■ ABOUT THIS EXERCISE ■
Locate the line that contains "Transcribe this image's" in the entries below. Retype it and all following lines through the final one, character for character.

■ INFORMATION ■
═══
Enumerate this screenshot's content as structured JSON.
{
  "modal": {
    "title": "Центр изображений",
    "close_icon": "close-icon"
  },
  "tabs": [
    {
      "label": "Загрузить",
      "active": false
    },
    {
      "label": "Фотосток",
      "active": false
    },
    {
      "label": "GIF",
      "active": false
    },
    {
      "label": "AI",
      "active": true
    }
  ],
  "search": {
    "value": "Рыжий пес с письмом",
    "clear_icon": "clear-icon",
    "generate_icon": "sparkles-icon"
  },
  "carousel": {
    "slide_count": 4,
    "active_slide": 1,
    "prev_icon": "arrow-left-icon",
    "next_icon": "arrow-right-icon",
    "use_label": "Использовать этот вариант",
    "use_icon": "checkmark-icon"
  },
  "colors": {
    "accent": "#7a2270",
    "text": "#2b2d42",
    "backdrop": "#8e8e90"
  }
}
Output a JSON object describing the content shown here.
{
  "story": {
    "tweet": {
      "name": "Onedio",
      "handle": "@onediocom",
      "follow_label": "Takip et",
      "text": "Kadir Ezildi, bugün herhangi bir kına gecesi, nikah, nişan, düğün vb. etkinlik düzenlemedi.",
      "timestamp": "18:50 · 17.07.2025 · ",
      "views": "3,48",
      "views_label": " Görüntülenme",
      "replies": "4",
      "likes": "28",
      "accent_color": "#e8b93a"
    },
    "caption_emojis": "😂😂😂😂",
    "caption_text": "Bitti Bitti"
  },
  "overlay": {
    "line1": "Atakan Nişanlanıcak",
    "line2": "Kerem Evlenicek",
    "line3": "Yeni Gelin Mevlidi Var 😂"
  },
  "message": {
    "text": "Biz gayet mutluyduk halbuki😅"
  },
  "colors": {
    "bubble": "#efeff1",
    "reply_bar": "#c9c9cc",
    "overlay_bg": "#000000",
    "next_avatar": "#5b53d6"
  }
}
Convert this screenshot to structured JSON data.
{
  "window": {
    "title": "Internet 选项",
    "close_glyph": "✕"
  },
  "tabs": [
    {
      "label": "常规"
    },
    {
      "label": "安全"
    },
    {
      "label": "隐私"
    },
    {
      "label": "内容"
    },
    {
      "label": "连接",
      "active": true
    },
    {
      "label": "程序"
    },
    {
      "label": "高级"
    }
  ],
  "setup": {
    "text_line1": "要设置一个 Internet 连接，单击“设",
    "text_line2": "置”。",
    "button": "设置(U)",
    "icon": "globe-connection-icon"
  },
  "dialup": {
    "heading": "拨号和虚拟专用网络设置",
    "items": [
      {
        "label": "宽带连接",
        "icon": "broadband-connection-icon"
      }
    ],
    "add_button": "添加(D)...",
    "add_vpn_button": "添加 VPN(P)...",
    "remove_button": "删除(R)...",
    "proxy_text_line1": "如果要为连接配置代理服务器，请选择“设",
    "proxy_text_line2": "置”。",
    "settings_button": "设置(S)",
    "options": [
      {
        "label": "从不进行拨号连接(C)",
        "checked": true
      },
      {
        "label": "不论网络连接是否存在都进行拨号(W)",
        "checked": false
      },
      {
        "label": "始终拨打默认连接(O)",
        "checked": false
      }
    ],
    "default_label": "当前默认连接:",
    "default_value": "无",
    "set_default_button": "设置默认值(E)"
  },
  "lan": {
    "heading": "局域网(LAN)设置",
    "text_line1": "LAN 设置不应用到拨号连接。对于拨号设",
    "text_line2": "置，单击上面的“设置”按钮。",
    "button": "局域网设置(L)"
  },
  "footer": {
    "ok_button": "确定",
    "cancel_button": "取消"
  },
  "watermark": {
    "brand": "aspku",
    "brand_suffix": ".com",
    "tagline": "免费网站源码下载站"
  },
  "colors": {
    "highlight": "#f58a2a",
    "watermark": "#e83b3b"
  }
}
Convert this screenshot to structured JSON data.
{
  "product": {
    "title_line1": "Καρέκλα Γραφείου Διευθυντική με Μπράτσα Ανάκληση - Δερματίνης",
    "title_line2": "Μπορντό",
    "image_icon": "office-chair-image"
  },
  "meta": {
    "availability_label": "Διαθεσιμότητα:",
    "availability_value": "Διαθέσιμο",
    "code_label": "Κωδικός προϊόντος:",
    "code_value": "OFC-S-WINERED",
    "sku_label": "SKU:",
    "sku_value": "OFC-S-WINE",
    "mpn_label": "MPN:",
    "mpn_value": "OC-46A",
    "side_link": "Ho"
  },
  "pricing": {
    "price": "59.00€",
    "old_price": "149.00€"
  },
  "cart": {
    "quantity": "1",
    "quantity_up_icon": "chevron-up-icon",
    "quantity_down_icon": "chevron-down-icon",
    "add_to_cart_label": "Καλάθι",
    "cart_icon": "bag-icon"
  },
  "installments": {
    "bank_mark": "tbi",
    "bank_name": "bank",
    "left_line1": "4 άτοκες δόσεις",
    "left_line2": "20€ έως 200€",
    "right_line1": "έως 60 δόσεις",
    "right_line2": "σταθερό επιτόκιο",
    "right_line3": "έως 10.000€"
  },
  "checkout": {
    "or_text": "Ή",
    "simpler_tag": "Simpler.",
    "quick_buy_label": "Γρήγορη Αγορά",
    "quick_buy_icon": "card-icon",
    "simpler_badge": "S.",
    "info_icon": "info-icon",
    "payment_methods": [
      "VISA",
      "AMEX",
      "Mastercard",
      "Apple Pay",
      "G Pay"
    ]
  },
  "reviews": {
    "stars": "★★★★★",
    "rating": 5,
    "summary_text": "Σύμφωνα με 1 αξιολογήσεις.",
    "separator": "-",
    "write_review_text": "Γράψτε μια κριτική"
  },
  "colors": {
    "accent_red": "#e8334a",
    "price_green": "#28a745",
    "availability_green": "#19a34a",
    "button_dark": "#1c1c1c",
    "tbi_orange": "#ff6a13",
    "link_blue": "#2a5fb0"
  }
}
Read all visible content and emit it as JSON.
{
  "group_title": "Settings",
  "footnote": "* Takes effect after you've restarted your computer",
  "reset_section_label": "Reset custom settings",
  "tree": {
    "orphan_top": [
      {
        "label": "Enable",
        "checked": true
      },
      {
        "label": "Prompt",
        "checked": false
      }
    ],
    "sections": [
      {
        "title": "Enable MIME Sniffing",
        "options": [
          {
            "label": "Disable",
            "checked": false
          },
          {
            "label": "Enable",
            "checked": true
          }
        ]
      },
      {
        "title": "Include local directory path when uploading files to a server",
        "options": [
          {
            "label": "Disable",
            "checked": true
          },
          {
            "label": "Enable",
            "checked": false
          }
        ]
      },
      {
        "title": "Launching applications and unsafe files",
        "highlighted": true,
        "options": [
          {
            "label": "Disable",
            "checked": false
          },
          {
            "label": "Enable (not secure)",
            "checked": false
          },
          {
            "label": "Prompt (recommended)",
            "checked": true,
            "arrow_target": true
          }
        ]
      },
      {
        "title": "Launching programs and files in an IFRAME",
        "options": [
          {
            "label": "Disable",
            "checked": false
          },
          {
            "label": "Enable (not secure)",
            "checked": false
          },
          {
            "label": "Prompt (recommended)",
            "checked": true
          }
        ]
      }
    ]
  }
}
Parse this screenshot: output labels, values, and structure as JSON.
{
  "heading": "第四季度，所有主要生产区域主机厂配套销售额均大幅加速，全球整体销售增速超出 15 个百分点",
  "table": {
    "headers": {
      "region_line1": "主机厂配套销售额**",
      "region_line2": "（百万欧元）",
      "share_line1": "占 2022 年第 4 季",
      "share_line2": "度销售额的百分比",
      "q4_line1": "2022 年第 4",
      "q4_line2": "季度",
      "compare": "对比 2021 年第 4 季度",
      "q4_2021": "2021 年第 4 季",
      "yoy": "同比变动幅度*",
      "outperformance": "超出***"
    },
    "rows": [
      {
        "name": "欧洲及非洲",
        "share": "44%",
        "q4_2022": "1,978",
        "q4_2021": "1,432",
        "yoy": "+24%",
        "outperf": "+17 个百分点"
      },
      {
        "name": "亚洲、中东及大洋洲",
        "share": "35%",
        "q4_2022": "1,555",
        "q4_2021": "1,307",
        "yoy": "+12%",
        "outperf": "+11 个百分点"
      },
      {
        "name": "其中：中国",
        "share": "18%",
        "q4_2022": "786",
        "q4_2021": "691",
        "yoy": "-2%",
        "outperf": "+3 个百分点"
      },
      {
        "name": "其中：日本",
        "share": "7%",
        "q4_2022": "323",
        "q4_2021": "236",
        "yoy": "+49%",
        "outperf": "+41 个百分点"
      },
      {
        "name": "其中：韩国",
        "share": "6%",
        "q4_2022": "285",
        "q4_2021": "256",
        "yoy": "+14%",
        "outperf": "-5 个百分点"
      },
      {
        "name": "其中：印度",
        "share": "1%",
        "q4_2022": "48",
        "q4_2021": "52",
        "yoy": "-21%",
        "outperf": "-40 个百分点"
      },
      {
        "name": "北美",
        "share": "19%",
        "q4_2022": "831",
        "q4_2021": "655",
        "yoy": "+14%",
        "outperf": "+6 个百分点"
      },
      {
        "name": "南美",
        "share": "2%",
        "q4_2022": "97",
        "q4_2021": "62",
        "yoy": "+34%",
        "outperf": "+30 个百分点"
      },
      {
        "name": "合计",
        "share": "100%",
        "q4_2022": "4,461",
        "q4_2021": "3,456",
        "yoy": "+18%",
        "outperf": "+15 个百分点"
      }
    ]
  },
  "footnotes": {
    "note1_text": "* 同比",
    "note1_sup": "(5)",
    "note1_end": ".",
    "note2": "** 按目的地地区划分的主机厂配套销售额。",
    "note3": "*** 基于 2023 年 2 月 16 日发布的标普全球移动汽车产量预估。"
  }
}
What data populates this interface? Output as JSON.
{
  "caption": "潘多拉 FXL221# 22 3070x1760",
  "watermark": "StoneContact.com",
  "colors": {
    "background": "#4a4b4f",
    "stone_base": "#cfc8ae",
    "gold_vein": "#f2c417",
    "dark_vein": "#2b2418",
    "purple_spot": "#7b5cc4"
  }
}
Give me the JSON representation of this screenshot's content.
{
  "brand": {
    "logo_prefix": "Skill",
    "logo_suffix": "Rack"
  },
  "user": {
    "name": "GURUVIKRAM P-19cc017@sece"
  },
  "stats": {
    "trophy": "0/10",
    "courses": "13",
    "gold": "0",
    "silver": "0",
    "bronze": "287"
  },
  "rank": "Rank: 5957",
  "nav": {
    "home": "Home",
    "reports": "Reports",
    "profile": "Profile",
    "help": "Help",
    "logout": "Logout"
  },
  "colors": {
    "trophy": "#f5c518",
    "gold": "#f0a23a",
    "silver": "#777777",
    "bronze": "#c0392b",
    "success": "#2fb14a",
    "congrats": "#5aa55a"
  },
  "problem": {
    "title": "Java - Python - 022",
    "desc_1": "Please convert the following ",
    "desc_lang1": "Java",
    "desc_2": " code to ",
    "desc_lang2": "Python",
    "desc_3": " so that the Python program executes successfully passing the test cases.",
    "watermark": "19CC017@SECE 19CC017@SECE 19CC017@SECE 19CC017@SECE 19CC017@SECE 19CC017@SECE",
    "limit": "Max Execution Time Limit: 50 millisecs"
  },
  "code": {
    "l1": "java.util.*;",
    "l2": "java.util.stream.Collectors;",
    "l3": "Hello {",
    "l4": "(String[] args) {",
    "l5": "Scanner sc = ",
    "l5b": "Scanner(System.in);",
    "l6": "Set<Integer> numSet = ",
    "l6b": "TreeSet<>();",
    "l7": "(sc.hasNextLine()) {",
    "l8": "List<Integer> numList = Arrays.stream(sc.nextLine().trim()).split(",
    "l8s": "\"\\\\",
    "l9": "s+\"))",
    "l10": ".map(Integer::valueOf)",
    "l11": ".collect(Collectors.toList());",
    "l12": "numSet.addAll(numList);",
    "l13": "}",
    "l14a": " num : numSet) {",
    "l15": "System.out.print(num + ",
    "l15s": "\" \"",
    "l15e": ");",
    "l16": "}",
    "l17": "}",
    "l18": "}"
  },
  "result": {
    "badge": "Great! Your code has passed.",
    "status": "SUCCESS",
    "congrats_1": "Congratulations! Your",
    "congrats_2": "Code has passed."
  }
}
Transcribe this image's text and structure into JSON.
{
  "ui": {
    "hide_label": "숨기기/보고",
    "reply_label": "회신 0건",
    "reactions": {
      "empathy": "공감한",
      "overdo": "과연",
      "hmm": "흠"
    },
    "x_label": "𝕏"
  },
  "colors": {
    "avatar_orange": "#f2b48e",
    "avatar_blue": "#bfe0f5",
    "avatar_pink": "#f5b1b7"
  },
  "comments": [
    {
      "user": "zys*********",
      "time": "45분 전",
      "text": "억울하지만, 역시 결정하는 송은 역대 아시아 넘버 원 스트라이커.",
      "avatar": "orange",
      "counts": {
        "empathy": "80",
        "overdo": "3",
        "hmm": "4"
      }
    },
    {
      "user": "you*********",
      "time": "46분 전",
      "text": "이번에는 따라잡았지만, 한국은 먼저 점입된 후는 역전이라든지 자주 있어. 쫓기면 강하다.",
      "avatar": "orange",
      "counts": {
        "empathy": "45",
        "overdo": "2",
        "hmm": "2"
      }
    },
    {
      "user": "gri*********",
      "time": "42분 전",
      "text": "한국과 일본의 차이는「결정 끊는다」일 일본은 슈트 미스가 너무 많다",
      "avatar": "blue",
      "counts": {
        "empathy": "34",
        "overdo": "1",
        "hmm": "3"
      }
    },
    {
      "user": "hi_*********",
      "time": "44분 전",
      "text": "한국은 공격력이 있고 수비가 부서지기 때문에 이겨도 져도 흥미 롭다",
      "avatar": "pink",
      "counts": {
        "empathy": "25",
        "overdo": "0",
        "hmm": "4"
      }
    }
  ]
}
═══
■ TASK RESPONSE ■
Transcribe this image's text and structure into JSON.
{
  "ui": {
    "hide_label": "숨기기/보고",
    "reply_label": "회신 0건",
    "reactions": {
      "empathy": "공감한",
      "overdo": "과연",
      "hmm": "흠"
    },
    "x_label": "𝕏"
  },
  "colors": {
    "avatar_orange": "#f2b48e",
    "avatar_blue": "#bfe0f5",
    "avatar_pink": "#f5b1b7"
  },
  "comments": [
    {
      "user": "zys*********",
      "time": "45분 전",
      "text": "억울하지만, 역시 결정하는 송은 역대 아시아 넘버 원 스트라이커.",
      "avatar": "orange",
      "counts": {
        "empathy": "80",
        "overdo": "3",
        "hmm": "4"
      }
    },
    {
      "user": "you*********",
      "time": "46분 전",
      "text": "이번에는 따라잡았지만, 한국은 먼저 점입된 후는 역전이라든지 자주 있어. 쫓기면 강하다.",
      "avatar": "orange",
      "counts": {
        "empathy": "45",
        "overdo": "2",
        "hmm": "2"
      }
    },
    {
      "user": "gri*********",
      "time": "42분 전",
      "text": "한국과 일본의 차이는「결정 끊는다」일 일본은 슈트 미스가 너무 많다",
      "avatar": "blue",
      "counts": {
        "empathy": "34",
        "overdo": "1",
        "hmm": "3"
      }
    },
    {
      "user": "hi_*********",
      "time": "44분 전",
      "text": "한국은 공격력이 있고 수비가 부서지기 때문에 이겨도 져도 흥미 롭다",
      "avatar": "pink",
      "counts": {
        "empathy": "25",
        "overdo": "0",
        "hmm": "4"
      }
    }
  ]
}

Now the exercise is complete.